"14. By his death I became entitled to a house in Sunderland, which was left us by my grandfather, John Hobson, an exceeding wicked man, who was drowned fourteen years ago. I employed an attorney to recover it from my aunts, who kept possession of it; but finding more difficulty than I expected, in the beginning of December I gave it up. Three or four nights after, as I rose from prayer, a little before eleven, I saw him standing at a small distance. I cried out, Lord bless me ! What brings you here?' He answered, 'You have given up the house; Mr. Parker advised you so to do; 2 but if you do, I shall have no rest :3 indeed Mr. Dunn,4 whom you have employed, will do nothing for you. Go to Durham; employ an attorney there, and it will be recovered.' 5 voice was loud,6 and so hollow and deep, that every word went through me. His lips did not move at all, (nor his eyes,) but the sound seemed to rise out of the floor. When he had done speaking, he turned about, and walked out of the room.7

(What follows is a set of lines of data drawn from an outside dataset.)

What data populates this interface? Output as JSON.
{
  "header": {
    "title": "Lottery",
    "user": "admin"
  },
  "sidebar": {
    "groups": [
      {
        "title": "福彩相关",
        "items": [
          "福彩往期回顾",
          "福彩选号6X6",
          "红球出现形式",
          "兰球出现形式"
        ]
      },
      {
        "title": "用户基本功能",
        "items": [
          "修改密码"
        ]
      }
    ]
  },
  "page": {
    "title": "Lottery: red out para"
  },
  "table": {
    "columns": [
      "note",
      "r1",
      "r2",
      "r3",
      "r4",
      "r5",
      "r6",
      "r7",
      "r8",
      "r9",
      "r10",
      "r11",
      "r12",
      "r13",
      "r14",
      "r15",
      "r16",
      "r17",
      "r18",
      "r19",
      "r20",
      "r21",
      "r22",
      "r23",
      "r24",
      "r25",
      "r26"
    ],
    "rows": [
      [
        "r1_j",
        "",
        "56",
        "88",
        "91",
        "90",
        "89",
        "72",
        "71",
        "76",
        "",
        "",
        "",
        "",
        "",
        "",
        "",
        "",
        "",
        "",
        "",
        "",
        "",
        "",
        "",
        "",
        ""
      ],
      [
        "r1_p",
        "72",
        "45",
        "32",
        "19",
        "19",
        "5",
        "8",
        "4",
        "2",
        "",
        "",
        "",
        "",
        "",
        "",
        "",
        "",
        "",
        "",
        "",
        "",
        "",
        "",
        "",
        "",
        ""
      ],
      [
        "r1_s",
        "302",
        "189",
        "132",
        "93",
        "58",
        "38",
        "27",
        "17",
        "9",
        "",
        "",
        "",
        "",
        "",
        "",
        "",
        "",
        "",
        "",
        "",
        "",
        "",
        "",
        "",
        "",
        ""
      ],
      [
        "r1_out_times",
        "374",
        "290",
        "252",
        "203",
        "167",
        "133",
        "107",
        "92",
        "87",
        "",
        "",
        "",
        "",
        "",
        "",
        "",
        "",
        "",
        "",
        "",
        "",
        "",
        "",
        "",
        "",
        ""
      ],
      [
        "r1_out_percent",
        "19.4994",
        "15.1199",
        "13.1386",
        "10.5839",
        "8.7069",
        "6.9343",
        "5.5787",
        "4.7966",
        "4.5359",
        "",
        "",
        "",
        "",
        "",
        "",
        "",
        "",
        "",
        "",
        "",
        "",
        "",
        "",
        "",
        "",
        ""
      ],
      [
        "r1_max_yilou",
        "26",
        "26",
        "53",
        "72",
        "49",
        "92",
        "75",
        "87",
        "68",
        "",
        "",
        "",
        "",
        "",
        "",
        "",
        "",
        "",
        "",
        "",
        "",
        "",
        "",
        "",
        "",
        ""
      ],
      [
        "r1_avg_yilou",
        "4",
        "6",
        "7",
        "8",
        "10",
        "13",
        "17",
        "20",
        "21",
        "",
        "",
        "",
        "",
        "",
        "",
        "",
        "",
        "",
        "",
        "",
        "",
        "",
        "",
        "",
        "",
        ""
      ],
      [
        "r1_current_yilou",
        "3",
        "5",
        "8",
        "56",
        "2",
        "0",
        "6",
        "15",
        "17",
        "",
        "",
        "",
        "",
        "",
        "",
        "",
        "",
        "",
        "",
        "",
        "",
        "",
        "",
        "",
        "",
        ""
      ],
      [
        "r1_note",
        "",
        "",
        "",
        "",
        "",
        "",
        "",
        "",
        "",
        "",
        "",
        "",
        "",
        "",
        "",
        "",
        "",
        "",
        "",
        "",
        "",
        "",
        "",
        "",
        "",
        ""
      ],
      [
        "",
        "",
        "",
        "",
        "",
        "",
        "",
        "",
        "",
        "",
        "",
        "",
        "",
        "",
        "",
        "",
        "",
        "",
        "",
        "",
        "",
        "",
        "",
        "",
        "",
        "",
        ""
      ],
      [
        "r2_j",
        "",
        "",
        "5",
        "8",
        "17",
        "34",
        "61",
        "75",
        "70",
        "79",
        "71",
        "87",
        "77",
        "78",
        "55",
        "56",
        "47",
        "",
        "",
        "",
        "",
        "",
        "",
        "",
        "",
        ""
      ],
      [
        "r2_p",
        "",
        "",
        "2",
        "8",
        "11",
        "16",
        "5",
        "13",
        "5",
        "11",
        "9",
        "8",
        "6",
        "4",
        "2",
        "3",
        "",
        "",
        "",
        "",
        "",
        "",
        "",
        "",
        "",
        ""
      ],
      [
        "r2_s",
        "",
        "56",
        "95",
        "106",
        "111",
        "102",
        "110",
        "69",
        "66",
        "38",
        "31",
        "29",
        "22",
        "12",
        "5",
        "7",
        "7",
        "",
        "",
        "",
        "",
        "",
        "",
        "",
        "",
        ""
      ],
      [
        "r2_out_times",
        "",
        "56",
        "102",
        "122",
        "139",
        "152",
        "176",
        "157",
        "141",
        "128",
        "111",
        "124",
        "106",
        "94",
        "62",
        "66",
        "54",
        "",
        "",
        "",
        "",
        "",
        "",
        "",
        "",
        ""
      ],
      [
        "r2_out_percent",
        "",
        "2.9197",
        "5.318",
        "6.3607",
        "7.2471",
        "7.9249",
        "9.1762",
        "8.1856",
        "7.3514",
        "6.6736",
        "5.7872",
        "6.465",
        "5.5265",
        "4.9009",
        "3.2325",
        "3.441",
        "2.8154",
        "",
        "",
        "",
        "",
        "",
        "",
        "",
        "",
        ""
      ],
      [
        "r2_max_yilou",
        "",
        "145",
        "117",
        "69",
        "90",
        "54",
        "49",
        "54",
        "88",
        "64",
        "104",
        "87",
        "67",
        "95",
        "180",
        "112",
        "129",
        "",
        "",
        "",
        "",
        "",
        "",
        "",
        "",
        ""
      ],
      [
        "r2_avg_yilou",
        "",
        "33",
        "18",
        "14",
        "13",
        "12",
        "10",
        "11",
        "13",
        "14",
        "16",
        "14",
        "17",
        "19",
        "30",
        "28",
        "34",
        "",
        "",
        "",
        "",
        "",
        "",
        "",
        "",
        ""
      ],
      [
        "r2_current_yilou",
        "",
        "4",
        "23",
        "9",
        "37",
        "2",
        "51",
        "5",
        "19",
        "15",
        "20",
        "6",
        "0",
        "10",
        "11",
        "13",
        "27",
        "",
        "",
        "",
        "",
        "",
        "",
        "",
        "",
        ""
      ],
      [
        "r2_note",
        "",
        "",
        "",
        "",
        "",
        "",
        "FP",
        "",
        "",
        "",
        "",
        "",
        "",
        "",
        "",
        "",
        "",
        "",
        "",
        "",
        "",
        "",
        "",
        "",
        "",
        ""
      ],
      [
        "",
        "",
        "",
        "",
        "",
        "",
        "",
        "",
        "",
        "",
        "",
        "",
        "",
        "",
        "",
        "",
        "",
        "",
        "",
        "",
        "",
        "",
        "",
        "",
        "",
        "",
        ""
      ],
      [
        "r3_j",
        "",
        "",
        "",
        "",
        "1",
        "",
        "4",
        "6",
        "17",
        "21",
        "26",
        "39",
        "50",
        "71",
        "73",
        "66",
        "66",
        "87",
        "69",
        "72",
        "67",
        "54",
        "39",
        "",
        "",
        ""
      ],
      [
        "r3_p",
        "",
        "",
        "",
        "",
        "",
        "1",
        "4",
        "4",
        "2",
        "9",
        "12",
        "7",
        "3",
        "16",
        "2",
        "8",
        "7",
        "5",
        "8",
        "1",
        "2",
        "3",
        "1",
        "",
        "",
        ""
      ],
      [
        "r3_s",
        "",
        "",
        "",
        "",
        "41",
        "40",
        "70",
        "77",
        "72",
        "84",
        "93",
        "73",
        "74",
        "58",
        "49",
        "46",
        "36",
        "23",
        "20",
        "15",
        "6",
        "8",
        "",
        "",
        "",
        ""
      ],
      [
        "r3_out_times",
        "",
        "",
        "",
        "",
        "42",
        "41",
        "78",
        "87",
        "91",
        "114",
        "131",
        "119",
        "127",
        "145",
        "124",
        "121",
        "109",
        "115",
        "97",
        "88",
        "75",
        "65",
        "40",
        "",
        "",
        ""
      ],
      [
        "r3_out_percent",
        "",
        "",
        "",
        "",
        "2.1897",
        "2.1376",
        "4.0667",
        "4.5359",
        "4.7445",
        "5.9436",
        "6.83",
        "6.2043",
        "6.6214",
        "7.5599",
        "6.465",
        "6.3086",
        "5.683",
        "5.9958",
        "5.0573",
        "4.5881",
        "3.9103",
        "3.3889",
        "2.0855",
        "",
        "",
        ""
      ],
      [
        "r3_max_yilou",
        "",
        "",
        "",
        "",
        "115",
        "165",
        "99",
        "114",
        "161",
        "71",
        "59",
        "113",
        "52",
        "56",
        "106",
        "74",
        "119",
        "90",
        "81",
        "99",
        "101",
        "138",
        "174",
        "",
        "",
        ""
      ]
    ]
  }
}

15. In January, as I was sitting on the bed-side, a quarter before twelve, he came in, stood before me, looked earnestly at me, then walked up and down, and stood and looked again. This he did for half an hour; and thus he came every other night,8 for about three weeks. All this time he seemed angry,9 and sometimes his look was quite horrid and furious. One night I was sitting up in bed 1So a spirit finds no difficulty in travelling three or four thousand miles in a moment?
2 How often are spirits present when we do not think of it!
3 Why not? What had he to do with the things under the sun?
4 Did he then know Mr. Dunn's thoughts?
5 Was he sure of this? Or did he only conjecture?
"What a picture! Far beyond her invention !
At her not speaking. But why could he not speak first? Is this contrary to a law of the invisible world?
crying, when he came, and began to pull off the clothes. I strove to touch his hand, but could not; on which he shrunk back, and smiled.1
" 16. The next night but one, about twelve, I was again sitting up, and crying, when he came and stood at the bedside. As I was looking for a handkerchief, he walked to the table, took one up,2 brought and dropped it upon the bed. After this, he came three or four nights, and pulled the clothes off, throwing them on the other side of the bed.
17. Two nights after, he came, as I was sitting on the bed-side, and after walking to and fro, snatched the handkerchief from my neck. I fell into a swoon. When I came to myself, he was standing just before me. Presently he came close to me, dropped it on the bed, and went away.
"18. Having had a long illness the year before, having taken much cold by his frequent pulling off the clothes, and being worn out by these appearances, I was now mostly confined to my bed. The next night, soon after eleven, he came again. I asked, 'In God's name, why do you torment me thus? You know it is impossible for me to go to Durham now. But I have a fear that you are not happy, and beg to know whether you are or not?' He answered, after a little pause, 'That is a bold question for you to ask. So far as you knew me to do amiss, in my life-time, do you take care to do better.' I said, 'It is a shocking affair to live and die after that manner.’ He replied, It is no time for reflections now; what is done cannot be undone.' I said, 'It must be a great happiness to die in the Lord?" He said, 'Hold your tongue ! 3 Hold your tongue! At your peril never mention such a word before me again! I was frightened, and strove to lift up my heart to God. He gave a shriek, and sunk down, at three times, with a loud groan at each time. Just as he disappeared, there was a large flash of fire, and I fainted away.
19. Three days after, I went to Durham, and put the affair into Mr. Hugill, the attorney's hands. The next
1 Poor Ghost! Did this divert thee for a moment from attending to the worm that never dieth?
2 So he saw her thought! But did he not pity her too?
This seems to have been peculiarly intolerable to him, the thought of what he had lost